In the wake of globalization, numerous social scientists are turning to concepts of mobility, fluidity and hybridity to characterize a presumed de-territorialization and de-bordering of contemporary social and economic relations. This book brings together a select group of internationally renowned human geographers to explore the use of these concepts in relation to space, place and territory. In doing so, they (re)situate the subject of borders as active socio-spatial processes from a variety of theoretical perspectives. The contributors link debates on borders to discussions within the wider sphere of cultural studies, notably those addressing themes of migration, post-colonialism, the formation of national/regional identities and radical democratic practice. The chapters focus on those discursive practices that constitute 'bordered' geographical entities in the first instance through differentiated regimes of discourse. The book thus transcends the narrower field of borderlands research by building bridges to other domains of enquiry within political and human geography.
’Drawing and marking spatial boundaries is one of the fundamental ways in which human societies organize themselves. Finally with this volume we have a critical synthesis between empirical studies of political boundaries and theoretical reflection on the various social practices of bordering. I expect this book to have a significant impact on future research and in the classroom.’ John Agnew, UCLA, USA. ’Nailing the myth of a borderless worldonce and for all, this fascinating mix of authors take the geographer's traditional concern for borders into a myriad of new and subtle directions. The message that borders are inherent to contemporary globalization practices and discourses needs to be heard beyond geography.
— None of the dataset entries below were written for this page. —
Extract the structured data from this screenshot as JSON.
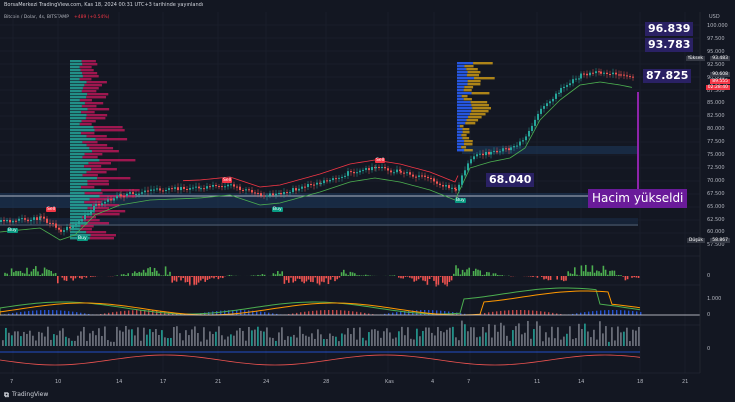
{
  "header": {
    "publisher_line": "BorsaMerkezi TradingView.com, Kas 18, 2024 00:31 UTC+3 tarihinde yayınlandı",
    "symbol_line": "Bitcoin / Dolar, 4s, BITSTAMP",
    "change": "+489 (+0.54%)"
  },
  "price_axis": {
    "currency": "USD",
    "ticks": [
      "100.000",
      "97.500",
      "95.000",
      "92.500",
      "90.000",
      "87.500",
      "85.000",
      "82.500",
      "80.000",
      "77.500",
      "75.000",
      "72.500",
      "70.000",
      "67.500",
      "65.000",
      "62.500",
      "60.000",
      "57.500"
    ],
    "tags": {
      "high_label": "Yüksek",
      "high_value": "93.483",
      "current_value": "90.608",
      "current_value2": "89.555",
      "countdown": "02:28:40",
      "low_label": "Düşük",
      "low_value": "58.867"
    }
  },
  "time_axis": [
    "7",
    "10",
    "14",
    "17",
    "21",
    "24",
    "28",
    "Kas",
    "4",
    "7",
    "11",
    "14",
    "18",
    "21"
  ],
  "annotations": {
    "level_1": "96.839",
    "level_2": "93.783",
    "level_3": "87.825",
    "level_4": "68.040",
    "volume_note": "Hacim yükseldi"
  },
  "signals": {
    "sell": "Sell",
    "buy": "Buy"
  },
  "indicator_values": {
    "ind1_zero": "0",
    "ind2_top": "1.000",
    "ind2_zero": "0",
    "ind3_zero": "0"
  },
  "footer": {
    "brand": "TradingView"
  },
  "colors": {
    "background": "#131722",
    "buy_green": "#089981",
    "sell_red": "#f23645",
    "callout": "#2a2164",
    "volume_note_bg": "#8e24aa"
  }
}
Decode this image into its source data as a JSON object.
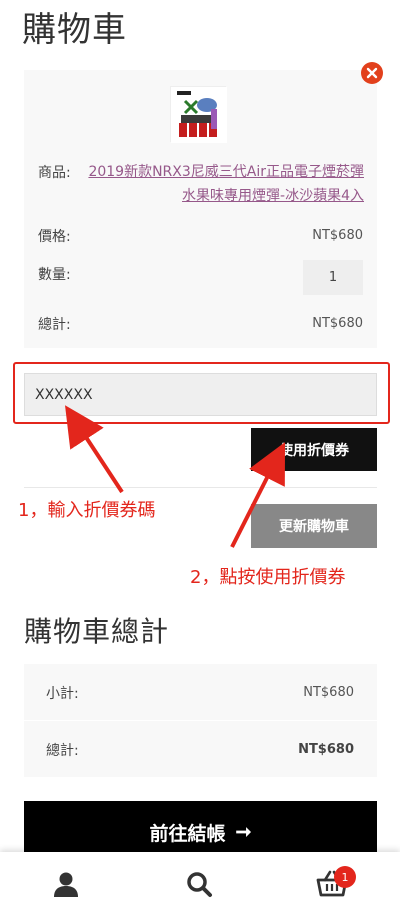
{
  "page": {
    "title": "購物車"
  },
  "cart_item": {
    "product_label": "商品:",
    "product_name": "2019新款NRX3尼威三代Air正品電子煙菸彈水果味專用煙彈-冰沙蘋果4入",
    "price_label": "價格:",
    "price_value": "NT$680",
    "quantity_label": "數量:",
    "quantity_value": "1",
    "total_label": "總計:",
    "total_value": "NT$680"
  },
  "coupon": {
    "code_value": "XXXXXX",
    "apply_label": "使用折價券"
  },
  "update_cart_label": "更新購物車",
  "annotations": {
    "step1": "1，輸入折價券碼",
    "step2": "2，點按使用折價券"
  },
  "cart_totals": {
    "title": "購物車總計",
    "subtotal_label": "小計:",
    "subtotal_value": "NT$680",
    "total_label": "總計:",
    "total_value": "NT$680"
  },
  "checkout": {
    "label": "前往結帳",
    "arrow": "➞"
  },
  "bottom_nav": {
    "cart_count": "1",
    "icons": [
      "account-icon",
      "search-icon",
      "cart-icon"
    ]
  },
  "colors": {
    "accent_red": "#e3261c",
    "link_purple": "#96588a",
    "button_dark": "#111111",
    "button_gray": "#888888"
  }
}
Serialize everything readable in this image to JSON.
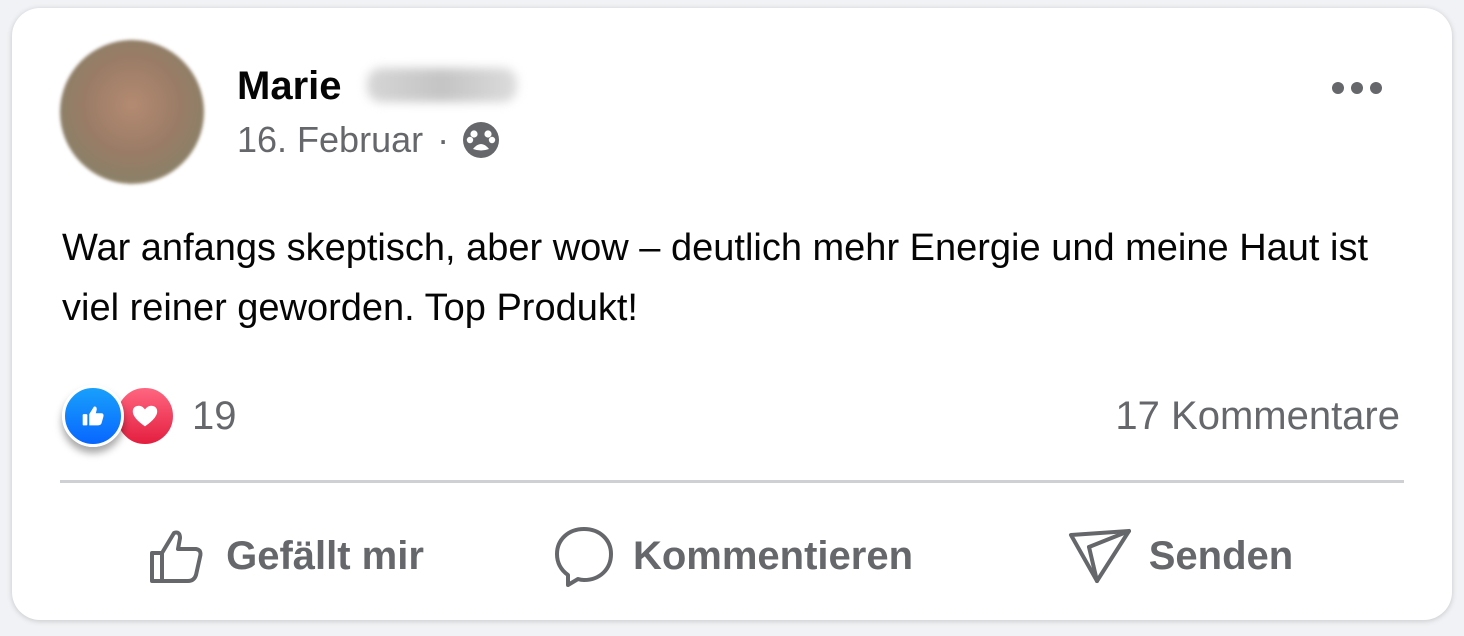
{
  "post": {
    "author": {
      "first_name": "Marie",
      "surname_blurred": true
    },
    "date": "16. Februar",
    "separator": "·",
    "audience_icon": "friends-audience-icon",
    "text": "War anfangs skeptisch, aber wow – deutlich mehr Energie und meine Haut ist viel reiner geworden. Top Produkt!",
    "more_icon": "more-options-icon"
  },
  "reactions": {
    "types": [
      "like",
      "love"
    ],
    "count": "19"
  },
  "comments": {
    "count_label": "17 Kommentare"
  },
  "actions": {
    "like_label": "Gefällt mir",
    "comment_label": "Kommentieren",
    "share_label": "Senden"
  },
  "colors": {
    "like_blue": "#0866ff",
    "love_red": "#e41e3f",
    "secondary_text": "#65676b",
    "primary_text": "#050505"
  }
}
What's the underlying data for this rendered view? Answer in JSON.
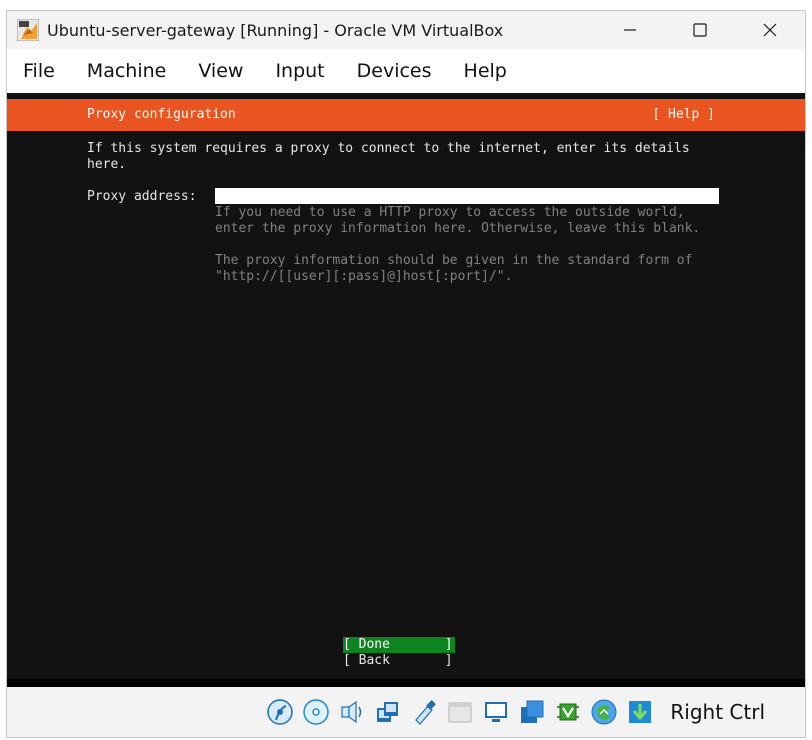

This book is essential reading for all scholars of globalization.’ Professor Peter Taylor, Ghent University, Belgium.